Three days after withdrawing funding for Planned Parenthood, the Susan G. Komen for the Cure foundation reversed its decision and apologized, paving the way for approximately $600,000 in funding to pay for breast cancer screening and other routine examinations for lower-income women.
Nancy G. Brinker, founder and CEO of the foundation said in a statement, “Our only goal for our granting process is to support women and families in the fight against breast cancer. Amending our criteria will ensure that politics has no place in our grant process. We will continue to fund existing grants, including those of Planned Parenthood, and preserve their eligibility to apply for future grants, while maintaining the ability of our affiliates to make funding decisions that meet the needs of their communities.”
The Komen foundation, the nation’s largest breast cancer charity, initially announced it was pulling funding for the women’s health organization because Planned Parenthood is the subject of a Congressional investigation for allegedly using federal dollars toward providing abortions.

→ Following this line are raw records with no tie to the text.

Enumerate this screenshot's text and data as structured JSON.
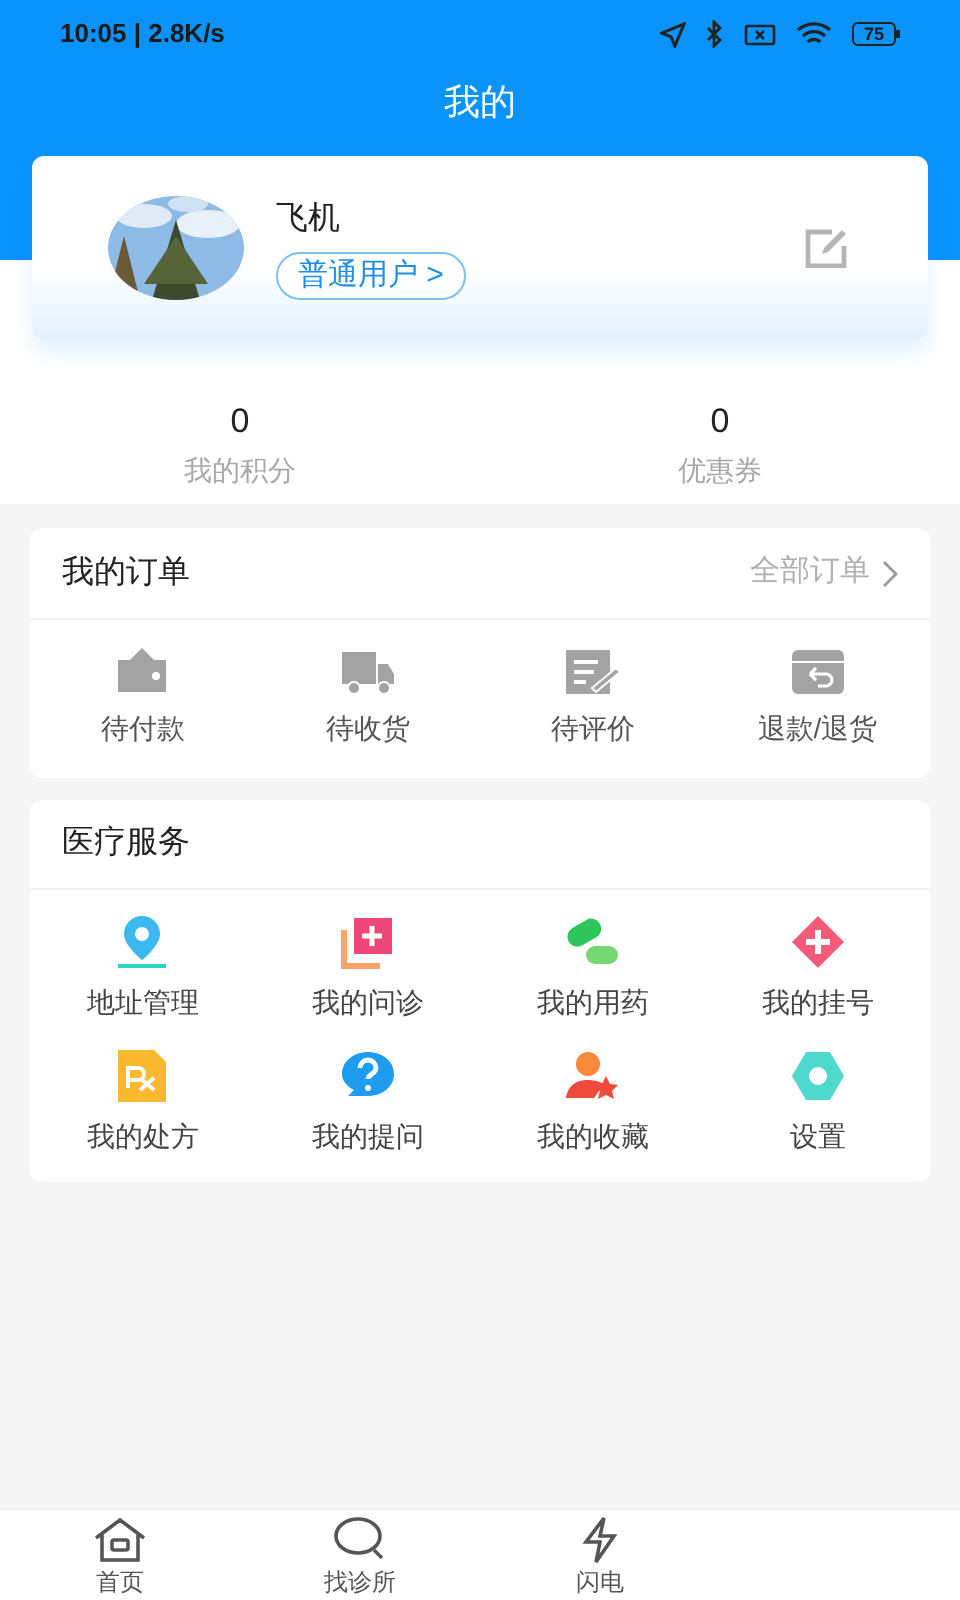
{
  "status_bar": {
    "time": "10:05 | 2.8K/s",
    "battery": "75"
  },
  "header": {
    "title": "我的"
  },
  "profile": {
    "name": "飞机",
    "badge": "普通用户 >"
  },
  "stats": [
    {
      "value": "0",
      "label": "我的积分"
    },
    {
      "value": "0",
      "label": "优惠券"
    }
  ],
  "orders": {
    "title": "我的订单",
    "link": "全部订单",
    "items": [
      {
        "kind": "wallet",
        "label": "待付款"
      },
      {
        "kind": "truck",
        "label": "待收货"
      },
      {
        "kind": "review",
        "label": "待评价"
      },
      {
        "kind": "refund",
        "label": "退款/退货"
      }
    ]
  },
  "services": {
    "title": "医疗服务",
    "items": [
      {
        "kind": "pin",
        "label": "地址管理"
      },
      {
        "kind": "consult",
        "label": "我的问诊"
      },
      {
        "kind": "pill",
        "label": "我的用药"
      },
      {
        "kind": "register",
        "label": "我的挂号"
      },
      {
        "kind": "rx",
        "label": "我的处方"
      },
      {
        "kind": "question",
        "label": "我的提问"
      },
      {
        "kind": "favorite",
        "label": "我的收藏"
      },
      {
        "kind": "settings",
        "label": "设置"
      }
    ]
  },
  "tab_bar": [
    {
      "kind": "home",
      "label": "首页",
      "selected": false
    },
    {
      "kind": "search",
      "label": "找诊所",
      "selected": false
    },
    {
      "kind": "flash",
      "label": "闪电",
      "selected": false
    }
  ]
}
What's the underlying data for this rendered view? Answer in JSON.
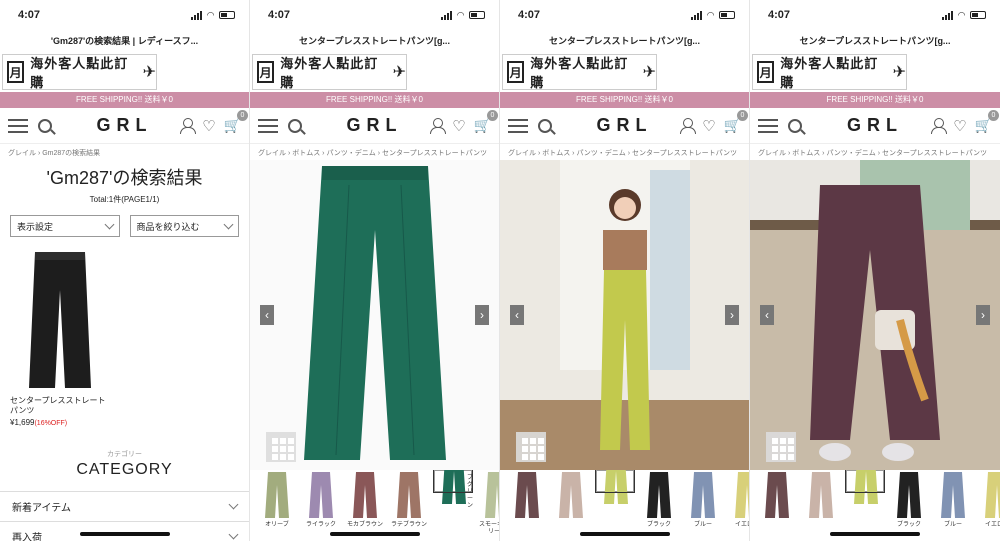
{
  "status": {
    "time": "4:07"
  },
  "common": {
    "banner_text": "海外客人點此訂購",
    "banner_logo": "月",
    "shipping": "FREE SHIPPING!! 送料￥0",
    "brand": "GRL",
    "cart_count": "0"
  },
  "panels": [
    {
      "page_title": "'Gm287'の検索結果 | レディースフ...",
      "breadcrumb": "グレイル  ›  Gm287の検索結果",
      "result_title": "'Gm287'の検索結果",
      "total": "Total:1件(PAGE1/1)",
      "sort_label": "表示設定",
      "filter_label": "商品を絞り込む",
      "product_name": "センタープレスストレートパンツ",
      "product_price": "¥1,699",
      "product_off": "(16%OFF)",
      "category_small": "カテゴリー",
      "category_big": "CATEGORY",
      "list_items": [
        "新着アイテム",
        "再入荷"
      ]
    },
    {
      "page_title": "センタープレスストレートパンツ[g...",
      "breadcrumb": "グレイル  ›  ボトムス  ›  パンツ・デニム  ›  センタープレスストレートパンツ"
    },
    {
      "page_title": "センタープレスストレートパンツ[g...",
      "breadcrumb": "グレイル  ›  ボトムス  ›  パンツ・デニム  ›  センタープレスストレートパンツ"
    },
    {
      "page_title": "センタープレスストレートパンツ[g...",
      "breadcrumb": "グレイル  ›  ボトムス  ›  パンツ・デニム  ›  センタープレスストレートパンツ"
    }
  ],
  "color_thumbs": [
    {
      "label": "オリーブ",
      "color": "#a2ac7e"
    },
    {
      "label": "ライラック",
      "color": "#9d8ab0"
    },
    {
      "label": "モカブラウン",
      "color": "#8a5758"
    },
    {
      "label": "ラテブラウン",
      "color": "#9e7566"
    },
    {
      "label": "ディープグリーン",
      "color": "#1e6e58"
    },
    {
      "label": "スモーキーグリーン",
      "color": "#b8c29a"
    }
  ],
  "model_thumbs": [
    {
      "label": "",
      "color": "#6b4b4e"
    },
    {
      "label": "",
      "color": "#c9b3a8"
    },
    {
      "label": "",
      "color": "#c7cf6a"
    },
    {
      "label": "ブラック",
      "color": "#222222"
    },
    {
      "label": "ブルー",
      "color": "#8193b3"
    },
    {
      "label": "イエロー",
      "color": "#d8d07a"
    }
  ],
  "colors": {
    "ship_bar": "#cc8ea6",
    "black_pants": "#1d1d1d",
    "green_pants": "#1e6e58",
    "lime_pants": "#c2c94d",
    "plum_pants": "#5c3845"
  }
}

The Komen Foundation said its decision was not political – a charge Planned Parenthood supports take issue with – and in her statement today, Brinker maintained it was not about politics.
“Our original desire was to fulfill our fiduciary duty to our donors by not funding grant applications made by organizations under investigation,” Brinker asserted.
According to the statement, the Komen Foundation will amending its policy to clarify that it will only bar funding for organizations under investigation if that investigation is “criminal and conclusive in nature and not political.”
The policy change doesn’t guarantee the Komen Foundation will continue to fund Planned Parenthood’s cancer prevention efforts. During a conference call on Thursday, Brinker suggested that in addition to the congressional investigation, Komen cut ties with Planned Parenthood because they provide “pass-through” services, like clinical exams, rather than mammograms.
As of Thursday afternoon, 26 Democratic senators had attached their names to a letter urging Komen to reverse the decision. Meanwhile, Planned Parenthood had created a Breast Health Fund which collected more than $3 million in donations from thousands of people in only three days.
Planned Parenthood President Cecile Richards in a statement. “In recent weeks, the treasured relationship between the Susan G. Komen for the Cure Foundation and Planned Parenthood has been challenged, and we are now heartened that we can continue to work in partnership toward our shared commitment to breast health for the most underserved women. We are enormously grateful that the Komen Foundation has clarified its grantmaking criteria, and we look forward to continuing our partnership with Komen partners, leaders and volunteers.”
Richards added, “The outpouring of support for women in need of lifesaving breast cancer screening this week has been astonishing and is a testament to our nation’s compassion and sincerity. … What these past few days have demonstrated is the deep resolve all Americans share in the fight against cancer, and we honor those who are at the helm of this battle.”